One number is the whole answer: the tally of lines in the records below that contain "icon".

(Input records Opens)

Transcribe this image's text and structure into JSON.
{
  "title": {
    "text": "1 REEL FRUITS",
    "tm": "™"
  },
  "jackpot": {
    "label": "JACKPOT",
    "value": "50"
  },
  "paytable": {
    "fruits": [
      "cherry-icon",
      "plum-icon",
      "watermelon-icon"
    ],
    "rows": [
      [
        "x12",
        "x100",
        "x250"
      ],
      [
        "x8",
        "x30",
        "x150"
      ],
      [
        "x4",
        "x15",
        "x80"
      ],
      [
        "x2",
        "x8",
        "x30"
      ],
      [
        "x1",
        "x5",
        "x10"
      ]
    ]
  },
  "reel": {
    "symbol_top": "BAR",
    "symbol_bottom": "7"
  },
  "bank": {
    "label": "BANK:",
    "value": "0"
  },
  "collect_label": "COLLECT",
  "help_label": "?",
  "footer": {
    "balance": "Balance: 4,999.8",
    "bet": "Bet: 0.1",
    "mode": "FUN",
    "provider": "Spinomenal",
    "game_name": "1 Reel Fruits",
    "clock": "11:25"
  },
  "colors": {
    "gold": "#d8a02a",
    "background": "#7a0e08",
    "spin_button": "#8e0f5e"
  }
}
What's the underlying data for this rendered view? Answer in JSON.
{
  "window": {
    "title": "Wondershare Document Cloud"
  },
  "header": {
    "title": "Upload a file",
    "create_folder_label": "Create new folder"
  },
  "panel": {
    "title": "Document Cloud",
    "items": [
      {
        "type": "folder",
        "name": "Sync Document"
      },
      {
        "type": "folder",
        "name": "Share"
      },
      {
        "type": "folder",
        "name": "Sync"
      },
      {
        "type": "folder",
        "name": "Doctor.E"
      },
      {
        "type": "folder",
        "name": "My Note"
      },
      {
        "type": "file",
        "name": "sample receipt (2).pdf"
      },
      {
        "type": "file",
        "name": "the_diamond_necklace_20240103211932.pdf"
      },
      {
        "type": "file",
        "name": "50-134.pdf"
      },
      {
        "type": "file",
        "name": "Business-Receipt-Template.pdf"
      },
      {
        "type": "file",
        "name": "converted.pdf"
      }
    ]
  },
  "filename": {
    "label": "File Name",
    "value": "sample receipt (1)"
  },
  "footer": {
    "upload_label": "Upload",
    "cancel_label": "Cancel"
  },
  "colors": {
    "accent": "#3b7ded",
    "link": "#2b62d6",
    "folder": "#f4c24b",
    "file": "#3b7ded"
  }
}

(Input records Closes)

Solution for this problem: 3